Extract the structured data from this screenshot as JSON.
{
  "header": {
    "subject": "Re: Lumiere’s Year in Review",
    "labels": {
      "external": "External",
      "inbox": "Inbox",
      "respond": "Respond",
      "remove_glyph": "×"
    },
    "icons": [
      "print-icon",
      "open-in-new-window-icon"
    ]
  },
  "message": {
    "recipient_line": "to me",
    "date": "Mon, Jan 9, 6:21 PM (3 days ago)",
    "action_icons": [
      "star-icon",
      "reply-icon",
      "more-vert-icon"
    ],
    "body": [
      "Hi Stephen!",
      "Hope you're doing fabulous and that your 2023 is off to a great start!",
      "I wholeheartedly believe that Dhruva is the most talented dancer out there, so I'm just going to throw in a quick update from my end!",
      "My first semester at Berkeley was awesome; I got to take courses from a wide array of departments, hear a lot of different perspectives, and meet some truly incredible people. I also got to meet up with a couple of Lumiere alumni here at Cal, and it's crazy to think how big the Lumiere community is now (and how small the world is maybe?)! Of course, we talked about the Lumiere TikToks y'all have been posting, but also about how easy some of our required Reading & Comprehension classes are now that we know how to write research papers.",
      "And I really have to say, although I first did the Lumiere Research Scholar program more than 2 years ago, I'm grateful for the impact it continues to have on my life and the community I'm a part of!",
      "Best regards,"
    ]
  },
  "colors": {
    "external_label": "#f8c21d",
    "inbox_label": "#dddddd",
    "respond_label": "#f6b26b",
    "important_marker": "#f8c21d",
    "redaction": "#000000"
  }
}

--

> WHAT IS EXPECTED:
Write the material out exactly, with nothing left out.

> ANSWER FOR THE TASK:
Extract the structured data from this screenshot as JSON.
{
  "header": {
    "subject": "Re: Lumiere’s Year in Review",
    "labels": {
      "external": "External",
      "inbox": "Inbox",
      "respond": "Respond",
      "remove_glyph": "×"
    },
    "icons": [
      "print-icon",
      "open-in-new-window-icon"
    ]
  },
  "message": {
    "recipient_line": "to me",
    "date": "Mon, Jan 9, 6:21 PM (3 days ago)",
    "action_icons": [
      "star-icon",
      "reply-icon",
      "more-vert-icon"
    ],
    "body": [
      "Hi Stephen!",
      "Hope you're doing fabulous and that your 2023 is off to a great start!",
      "I wholeheartedly believe that Dhruva is the most talented dancer out there, so I'm just going to throw in a quick update from my end!",
      "My first semester at Berkeley was awesome; I got to take courses from a wide array of departments, hear a lot of different perspectives, and meet some truly incredible people. I also got to meet up with a couple of Lumiere alumni here at Cal, and it's crazy to think how big the Lumiere community is now (and how small the world is maybe?)! Of course, we talked about the Lumiere TikToks y'all have been posting, but also about how easy some of our required Reading & Comprehension classes are now that we know how to write research papers.",
      "And I really have to say, although I first did the Lumiere Research Scholar program more than 2 years ago, I'm grateful for the impact it continues to have on my life and the community I'm a part of!",
      "Best regards,"
    ]
  },
  "colors": {
    "external_label": "#f8c21d",
    "inbox_label": "#dddddd",
    "respond_label": "#f6b26b",
    "important_marker": "#f8c21d",
    "redaction": "#000000"
  }
}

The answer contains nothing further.